R. Doble1, R. Crosbie1, L. Peeters1, K. Joehnk2, and C. Ticehurst2 R. Doble et al.
  • 1Water for a Healthy Country, National Research Flagship, CSIRO Land and Water, PMB 2 Glen Osmond, SA, 5064, Australia
  • 2Water for a Healthy Country, National Research Flagship, CSIRO Land and Water, PMB 1666 Canberra, ACT, 2601, Australia

Abstract. Accounting for groundwater recharge from overbank flooding is required to reduce uncertainty and error in river-loss terms and groundwater sustainable-yield calculations. However, continental- and global-scale models of surface water–groundwater interactions rarely include an explicit process to account for overbank flood recharge (OFR). This paper upscales previously derived analytical equations to a continental scale using national soil atlas data and satellite imagery of flood inundation, resulting in recharge maps for seven hydrologically distinct Australian catchments.

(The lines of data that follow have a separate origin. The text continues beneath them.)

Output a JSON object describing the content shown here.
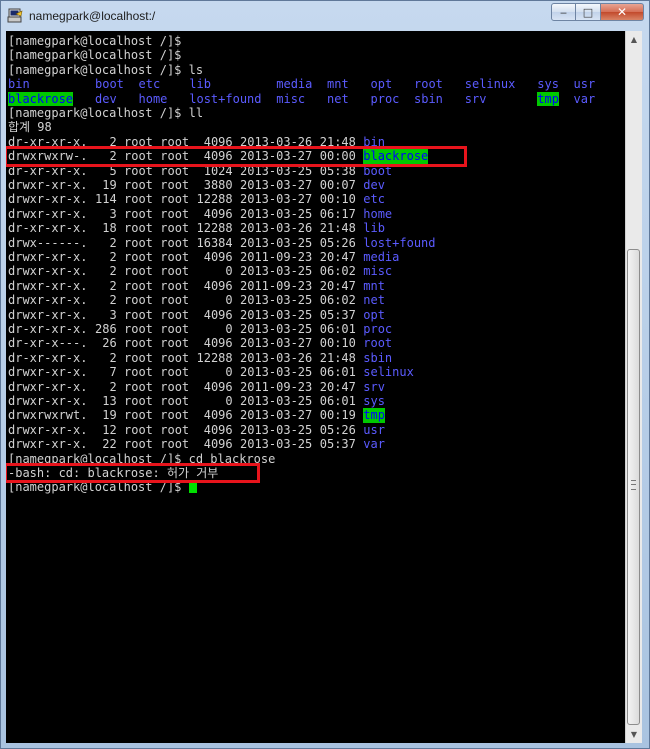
{
  "window": {
    "title": "namegpark@localhost:/",
    "icon": "putty-terminal-icon",
    "controls": {
      "minimize": "‒",
      "maximize": "□",
      "close": "✕"
    }
  },
  "terminal": {
    "lines": [
      {
        "text": "[namegpark@localhost /]$"
      },
      {
        "text": "[namegpark@localhost /]$"
      },
      {
        "text": "[namegpark@localhost /]$ ls"
      }
    ],
    "ls_output": {
      "row1": [
        "bin",
        "boot",
        "etc",
        "lib",
        "media",
        "mnt",
        "opt",
        "root",
        "selinux",
        "sys",
        "usr"
      ],
      "row2": [
        "blackrose",
        "dev",
        "home",
        "lost+found",
        "misc",
        "net",
        "proc",
        "sbin",
        "srv",
        "tmp",
        "var"
      ]
    },
    "ll_prompt": "[namegpark@localhost /]$ ll",
    "total": "합계 98",
    "ll_rows": [
      {
        "perm": "dr-xr-xr-x.",
        "links": "2",
        "owner": "root",
        "group": "root",
        "size": "4096",
        "date": "2013-03-26",
        "time": "21:48",
        "name": "bin"
      },
      {
        "perm": "drwxrwxrw-.",
        "links": "2",
        "owner": "root",
        "group": "root",
        "size": "4096",
        "date": "2013-03-27",
        "time": "00:00",
        "name": "blackrose"
      },
      {
        "perm": "dr-xr-xr-x.",
        "links": "5",
        "owner": "root",
        "group": "root",
        "size": "1024",
        "date": "2013-03-25",
        "time": "05:38",
        "name": "boot"
      },
      {
        "perm": "drwxr-xr-x.",
        "links": "19",
        "owner": "root",
        "group": "root",
        "size": "3880",
        "date": "2013-03-27",
        "time": "00:07",
        "name": "dev"
      },
      {
        "perm": "drwxr-xr-x.",
        "links": "114",
        "owner": "root",
        "group": "root",
        "size": "12288",
        "date": "2013-03-27",
        "time": "00:10",
        "name": "etc"
      },
      {
        "perm": "drwxr-xr-x.",
        "links": "3",
        "owner": "root",
        "group": "root",
        "size": "4096",
        "date": "2013-03-25",
        "time": "06:17",
        "name": "home"
      },
      {
        "perm": "dr-xr-xr-x.",
        "links": "18",
        "owner": "root",
        "group": "root",
        "size": "12288",
        "date": "2013-03-26",
        "time": "21:48",
        "name": "lib"
      },
      {
        "perm": "drwx------.",
        "links": "2",
        "owner": "root",
        "group": "root",
        "size": "16384",
        "date": "2013-03-25",
        "time": "05:26",
        "name": "lost+found"
      },
      {
        "perm": "drwxr-xr-x.",
        "links": "2",
        "owner": "root",
        "group": "root",
        "size": "4096",
        "date": "2011-09-23",
        "time": "20:47",
        "name": "media"
      },
      {
        "perm": "drwxr-xr-x.",
        "links": "2",
        "owner": "root",
        "group": "root",
        "size": "0",
        "date": "2013-03-25",
        "time": "06:02",
        "name": "misc"
      },
      {
        "perm": "drwxr-xr-x.",
        "links": "2",
        "owner": "root",
        "group": "root",
        "size": "4096",
        "date": "2011-09-23",
        "time": "20:47",
        "name": "mnt"
      },
      {
        "perm": "drwxr-xr-x.",
        "links": "2",
        "owner": "root",
        "group": "root",
        "size": "0",
        "date": "2013-03-25",
        "time": "06:02",
        "name": "net"
      },
      {
        "perm": "drwxr-xr-x.",
        "links": "3",
        "owner": "root",
        "group": "root",
        "size": "4096",
        "date": "2013-03-25",
        "time": "05:37",
        "name": "opt"
      },
      {
        "perm": "dr-xr-xr-x.",
        "links": "286",
        "owner": "root",
        "group": "root",
        "size": "0",
        "date": "2013-03-25",
        "time": "06:01",
        "name": "proc"
      },
      {
        "perm": "dr-xr-x---.",
        "links": "26",
        "owner": "root",
        "group": "root",
        "size": "4096",
        "date": "2013-03-27",
        "time": "00:10",
        "name": "root"
      },
      {
        "perm": "dr-xr-xr-x.",
        "links": "2",
        "owner": "root",
        "group": "root",
        "size": "12288",
        "date": "2013-03-26",
        "time": "21:48",
        "name": "sbin"
      },
      {
        "perm": "drwxr-xr-x.",
        "links": "7",
        "owner": "root",
        "group": "root",
        "size": "0",
        "date": "2013-03-25",
        "time": "06:01",
        "name": "selinux"
      },
      {
        "perm": "drwxr-xr-x.",
        "links": "2",
        "owner": "root",
        "group": "root",
        "size": "4096",
        "date": "2011-09-23",
        "time": "20:47",
        "name": "srv"
      },
      {
        "perm": "drwxr-xr-x.",
        "links": "13",
        "owner": "root",
        "group": "root",
        "size": "0",
        "date": "2013-03-25",
        "time": "06:01",
        "name": "sys"
      },
      {
        "perm": "drwxrwxrwt.",
        "links": "19",
        "owner": "root",
        "group": "root",
        "size": "4096",
        "date": "2013-03-27",
        "time": "00:19",
        "name": "tmp"
      },
      {
        "perm": "drwxr-xr-x.",
        "links": "12",
        "owner": "root",
        "group": "root",
        "size": "4096",
        "date": "2013-03-25",
        "time": "05:26",
        "name": "usr"
      },
      {
        "perm": "drwxr-xr-x.",
        "links": "22",
        "owner": "root",
        "group": "root",
        "size": "4096",
        "date": "2013-03-25",
        "time": "05:37",
        "name": "var"
      }
    ],
    "cd_prompt": "[namegpark@localhost /]$ cd blackrose",
    "error": "-bash: cd: blackrose: 허가 거부",
    "final_prompt": "[namegpark@localhost /]$ ",
    "highlighted_dirs": [
      "blackrose",
      "tmp"
    ],
    "colors": {
      "background": "#000000",
      "text": "#d2d2d2",
      "directory": "#5b5bff",
      "highlight_bg": "#00c800",
      "cursor": "#00e000",
      "annotation": "#e8141c"
    }
  }
}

Recharge for three of the catchments was validated against independent recharge estimates from bore hydrograph responses and one catchment was additionally validated against point-scale recharge modelling and catchment-scale change in groundwater storage. Flood recharge was predicted for four of the seven catchments modelled, but there was also unexplained recharge present from the satellite's flood inundation mapping data. At a catchment scale, recharge from overbank flooding was somewhat under-predicted using the analytical equations, but there was good confidence in the spatial patterns of flood recharge produced. Due to the scale of the input data, there were no significant relationships found when compared at a point scale. Satellite-derived flood inundation data and uncertainty in soil maps were the key limitations to the accuracy of the modelled recharge. Use of this method to model OFR was found to be appropriate at a catchment to continental scale, given appropriate data sources. The proportion of OFR was found to be at least 4% of total change in groundwater storage in one of the catchments for the period modelled, and at least 15% of the riparian recharge. Accounting for OFR is an important, but often overlooked, requirement for closing water balances in both the surface water and groundwater domains.